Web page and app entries
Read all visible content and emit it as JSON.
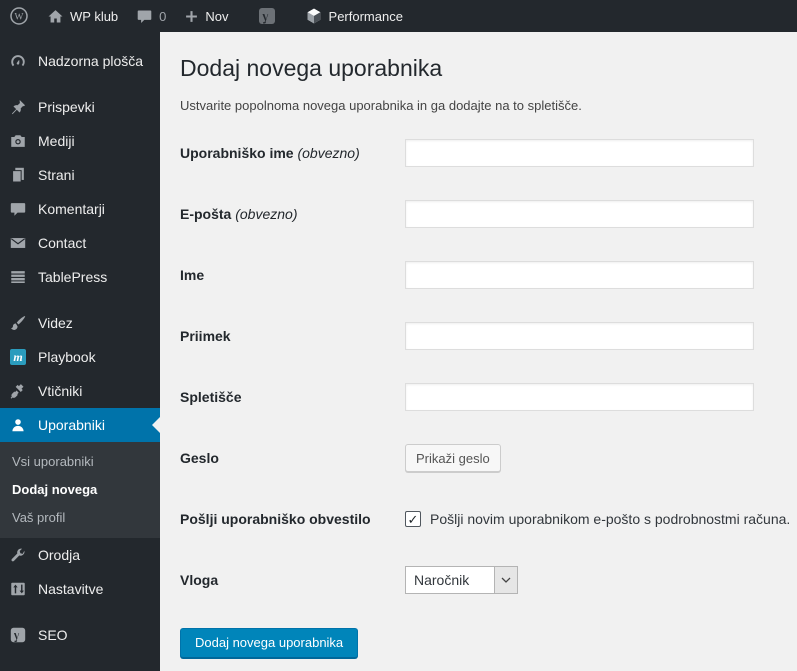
{
  "admin_bar": {
    "site_name": "WP klub",
    "comment_count": "0",
    "new_label": "Nov",
    "performance_label": "Performance"
  },
  "sidebar": {
    "items": [
      {
        "label": "Nadzorna plošča",
        "icon": "dashboard-icon"
      },
      {
        "label": "Prispevki",
        "icon": "pin-icon"
      },
      {
        "label": "Mediji",
        "icon": "camera-icon"
      },
      {
        "label": "Strani",
        "icon": "pages-icon"
      },
      {
        "label": "Komentarji",
        "icon": "comment-icon"
      },
      {
        "label": "Contact",
        "icon": "envelope-icon"
      },
      {
        "label": "TablePress",
        "icon": "table-icon"
      },
      {
        "label": "Videz",
        "icon": "brush-icon"
      },
      {
        "label": "Playbook",
        "icon": "playbook-m-icon"
      },
      {
        "label": "Vtičniki",
        "icon": "plug-icon"
      },
      {
        "label": "Uporabniki",
        "icon": "user-icon"
      },
      {
        "label": "Orodja",
        "icon": "wrench-icon"
      },
      {
        "label": "Nastavitve",
        "icon": "sliders-icon"
      },
      {
        "label": "SEO",
        "icon": "yoast-icon"
      }
    ],
    "submenu": [
      {
        "label": "Vsi uporabniki"
      },
      {
        "label": "Dodaj novega"
      },
      {
        "label": "Vaš profil"
      }
    ]
  },
  "main": {
    "title": "Dodaj novega uporabnika",
    "subtitle": "Ustvarite popolnoma novega uporabnika in ga dodajte na to spletišče.",
    "fields": [
      {
        "label": "Uporabniško ime",
        "required": "(obvezno)"
      },
      {
        "label": "E-pošta",
        "required": "(obvezno)"
      },
      {
        "label": "Ime",
        "required": ""
      },
      {
        "label": "Priimek",
        "required": ""
      },
      {
        "label": "Spletišče",
        "required": ""
      }
    ],
    "password_label": "Geslo",
    "password_button": "Prikaži geslo",
    "notification_label": "Pošlji uporabniško obvestilo",
    "notification_checkbox_checked": "✓",
    "notification_text": "Pošlji novim uporabnikom e-pošto s podrobnostmi računa.",
    "role_label": "Vloga",
    "role_value": "Naročnik",
    "submit_label": "Dodaj novega uporabnika"
  },
  "colors": {
    "adminbar_bg": "#23282d",
    "sidebar_bg": "#23282d",
    "submenu_bg": "#32373c",
    "active_menu_bg": "#0073aa",
    "content_bg": "#f1f1f1",
    "primary_button_bg": "#0085ba",
    "playbook_badge_bg": "#2b9cbd"
  }
}
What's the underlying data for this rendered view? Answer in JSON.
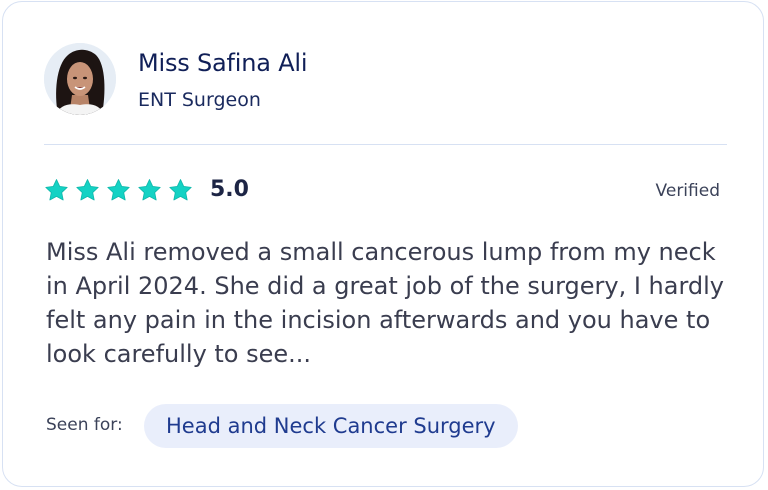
{
  "doctor": {
    "name": "Miss Safina Ali",
    "specialty": "ENT Surgeon"
  },
  "rating": {
    "stars": 5,
    "score": "5.0",
    "star_color": "#14d2c4"
  },
  "verified_label": "Verified",
  "review": {
    "text": "Miss Ali removed a small cancerous lump from my neck in April 2024. She did a great job of the surgery, I hardly felt any pain in the incision afterwards and you have to look carefully to see..."
  },
  "seen_for": {
    "label": "Seen for:",
    "treatment": "Head and Neck Cancer Surgery"
  },
  "colors": {
    "name": "#101f57",
    "border": "#d7e1f3",
    "chip_bg": "#e9eefb",
    "chip_text": "#1f3b8f"
  }
}
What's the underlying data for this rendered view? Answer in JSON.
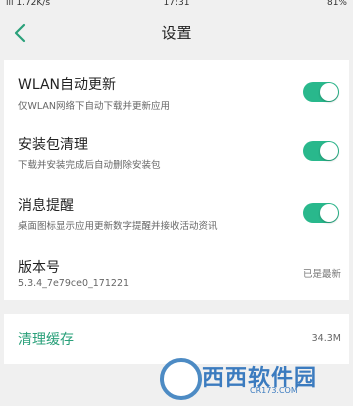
{
  "status_bar": {
    "left": "ill 1.72K/s",
    "time": "17:31",
    "right": "81%"
  },
  "nav": {
    "title": "设置"
  },
  "settings": [
    {
      "label": "WLAN自动更新",
      "desc": "仅WLAN网络下自动下载并更新应用",
      "toggle": "on"
    },
    {
      "label": "安装包清理",
      "desc": "下载并安装完成后自动删除安装包",
      "toggle": "on"
    },
    {
      "label": "消息提醒",
      "desc": "桌面图标显示应用更新数字提醒并接收活动资讯",
      "toggle": "on"
    }
  ],
  "version": {
    "label": "版本号",
    "value": "5.3.4_7e79ce0_171221",
    "status": "已是最新"
  },
  "cache": {
    "label": "清理缓存",
    "size": "34.3M"
  },
  "watermark": {
    "text": "西西软件园",
    "url": "CR173.COM"
  },
  "colors": {
    "accent": "#29b88c",
    "accent_text": "#2aa07a",
    "background": "#f0f0f0"
  }
}
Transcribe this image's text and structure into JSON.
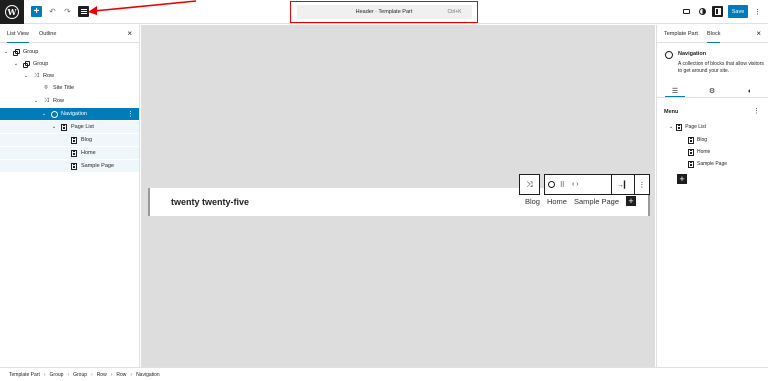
{
  "toolbar": {
    "add_icon": "plus-icon",
    "undo_icon": "undo-icon",
    "redo_icon": "redo-icon",
    "document_title": "Header · Template Part",
    "command_shortcut": "Ctrl+K",
    "save_label": "Save"
  },
  "left_panel": {
    "tabs": [
      "List View",
      "Outline"
    ],
    "tree": [
      {
        "label": "Group",
        "icon": "group-icon"
      },
      {
        "label": "Group",
        "icon": "group-icon"
      },
      {
        "label": "Row",
        "icon": "row-icon"
      },
      {
        "label": "Site Title",
        "icon": "map-marker-icon"
      },
      {
        "label": "Row",
        "icon": "row-icon"
      },
      {
        "label": "Navigation",
        "icon": "navigation-icon"
      },
      {
        "label": "Page List",
        "icon": "page-list-icon"
      },
      {
        "label": "Blog",
        "icon": "page-icon"
      },
      {
        "label": "Home",
        "icon": "page-icon"
      },
      {
        "label": "Sample Page",
        "icon": "page-icon"
      }
    ]
  },
  "canvas": {
    "site_title": "twenty twenty-five",
    "nav": [
      "Blog",
      "Home",
      "Sample Page"
    ]
  },
  "right_panel": {
    "tabs": [
      "Template Part",
      "Block"
    ],
    "block_name": "Navigation",
    "block_description": "A collection of blocks that allow visitors to get around your site.",
    "menu_label": "Menu",
    "menu_items": [
      {
        "label": "Page List"
      },
      {
        "label": "Blog"
      },
      {
        "label": "Home"
      },
      {
        "label": "Sample Page"
      }
    ]
  },
  "breadcrumb": [
    "Template Part",
    "Group",
    "Group",
    "Row",
    "Row",
    "Navigation"
  ],
  "colors": {
    "accent": "#007cba",
    "highlight_border": "#e00000",
    "canvas_bg": "#dddddd"
  }
}
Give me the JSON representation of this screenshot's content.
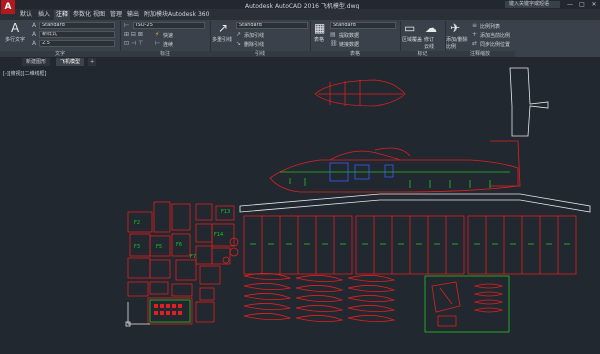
{
  "app": {
    "logo_letter": "A",
    "title": "Autodesk AutoCAD 2016   飞机模型.dwg",
    "badge": "键入关键字或短语",
    "window_buttons": [
      "—",
      "□",
      "✕"
    ]
  },
  "menu_tabs": [
    "默认",
    "插入",
    "注释",
    "参数化",
    "视图",
    "管理",
    "输出",
    "附加模块",
    "Autodesk 360"
  ],
  "ribbon": {
    "text_group": {
      "big_button": "多行文字",
      "style_combo": "Standard",
      "font_combo": "新样式",
      "height_combo": "2.5",
      "footer": "文字"
    },
    "dim_group": {
      "combo": "ISO-25",
      "quick_label": "快速",
      "continue_label": "连续",
      "footer": "标注"
    },
    "leader_group": {
      "big_button": "多重引线",
      "combo": "Standard",
      "add_label": "添加引线",
      "remove_label": "删除引线",
      "footer": "引线"
    },
    "table_group": {
      "big_button": "表格",
      "combo": "Standard",
      "extract_label": "提取数据",
      "link_label": "链接数据",
      "footer": "表格"
    },
    "markup_group": {
      "cloud_button": "区域覆盖",
      "revcloud_button": "修订云线",
      "footer": "标记"
    },
    "scale_group": {
      "add_button": "添加/删除比例",
      "list_label": "比例列表",
      "add_current_label": "添加当前比例",
      "sync_label": "同步比例位置",
      "footer": "注释缩放"
    }
  },
  "doc_tabs": [
    "新建图形",
    "飞机模型"
  ],
  "canvas": {
    "view_label": "[-][俯视][二维线框]",
    "part_labels": [
      "F13",
      "F14",
      "F2",
      "F3",
      "F5",
      "F6",
      "F7"
    ]
  },
  "colors": {
    "drawing_red": "#e02020",
    "drawing_green": "#22c422",
    "drawing_white": "#e8e8e8",
    "drawing_blue": "#3a5cff",
    "canvas_bg": "#212830"
  }
}
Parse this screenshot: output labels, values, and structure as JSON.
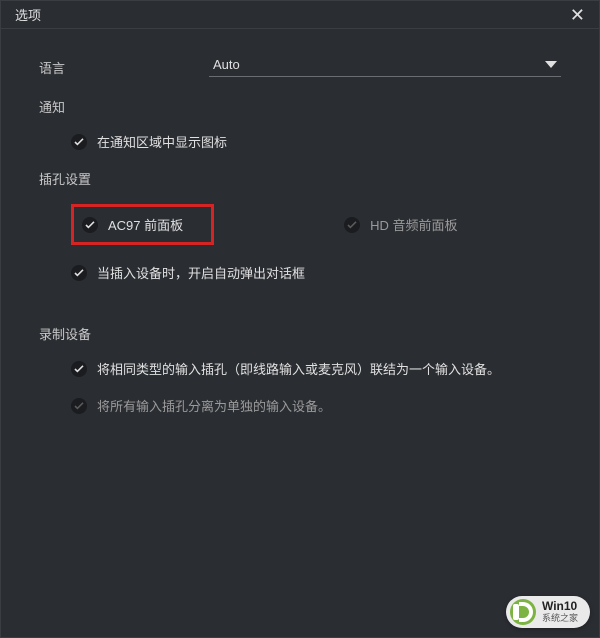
{
  "titlebar": {
    "title": "选项"
  },
  "language": {
    "label": "语言",
    "value": "Auto"
  },
  "notification": {
    "label": "通知",
    "show_tray_icon": "在通知区域中显示图标"
  },
  "jack": {
    "label": "插孔设置",
    "ac97": "AC97 前面板",
    "hd": "HD 音频前面板",
    "auto_popup": "当插入设备时，开启自动弹出对话框"
  },
  "recording": {
    "label": "录制设备",
    "combine": "将相同类型的输入插孔（即线路输入或麦克风）联结为一个输入设备。",
    "separate": "将所有输入插孔分离为单独的输入设备。"
  },
  "watermark": {
    "line1": "Win10",
    "line2": "系统之家"
  }
}
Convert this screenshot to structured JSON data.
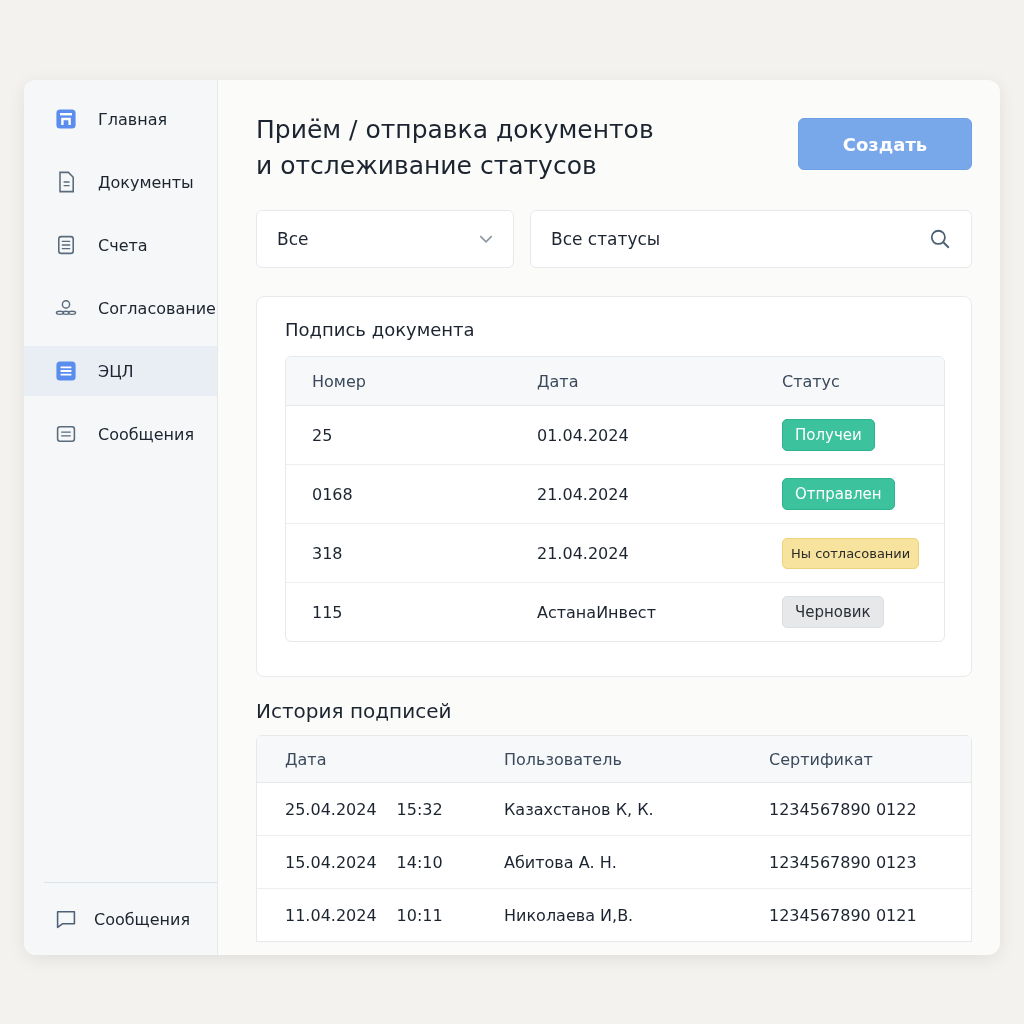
{
  "sidebar": {
    "items": [
      {
        "label": "Главная",
        "selected": false
      },
      {
        "label": "Документы",
        "selected": false
      },
      {
        "label": "Счета",
        "selected": false
      },
      {
        "label": "Согласование",
        "selected": false
      },
      {
        "label": "ЭЦЛ",
        "selected": true
      },
      {
        "label": "Сообщения",
        "selected": false
      }
    ],
    "footer_item": {
      "label": "Сообщения"
    }
  },
  "header": {
    "title": "Приём / отправка документов и отслеживание статусов",
    "create_button": "Создать"
  },
  "filters": {
    "type_select": {
      "value": "Все"
    },
    "status_search": {
      "value": "Все статусы"
    }
  },
  "signature_card": {
    "title": "Подпись документа",
    "columns": [
      "Номер",
      "Дата",
      "Статус"
    ],
    "rows": [
      {
        "number": "25",
        "date": "01.04.2024",
        "status": {
          "label": "Получеи",
          "kind": "success"
        }
      },
      {
        "number": "0168",
        "date": "21.04.2024",
        "status": {
          "label": "Отправлен",
          "kind": "success"
        }
      },
      {
        "number": "318",
        "date": "21.04.2024",
        "status": {
          "label": "Ны сотласовании",
          "kind": "pending"
        }
      },
      {
        "number": "115",
        "date": "АстанаИнвест",
        "status": {
          "label": "Черновик",
          "kind": "draft"
        }
      }
    ]
  },
  "history": {
    "title": "История подписей",
    "columns": [
      "Дата",
      "Пользователь",
      "Сертификат"
    ],
    "rows": [
      {
        "date": "25.04.2024",
        "time": "15:32",
        "user": "Казахстанов К, К.",
        "certificate": "1234567890 0122"
      },
      {
        "date": "15.04.2024",
        "time": "14:10",
        "user": "Абитова А. Н.",
        "certificate": "1234567890 0123"
      },
      {
        "date": "11.04.2024",
        "time": "10:11",
        "user": "Николаева И,В.",
        "certificate": "1234567890 0121"
      }
    ]
  }
}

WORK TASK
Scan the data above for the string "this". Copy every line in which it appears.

REPLY TO THE TASK
What's the underlying data for this rendered view? Answer in JSON.
What's the underlying data for this rendered view? Answer in JSON.
Transcribe this image's text and structure into JSON.
Give me the JSON representation of this screenshot's content.
Parse this screenshot: output labels, values, and structure as JSON.
Convert this screenshot to structured JSON data.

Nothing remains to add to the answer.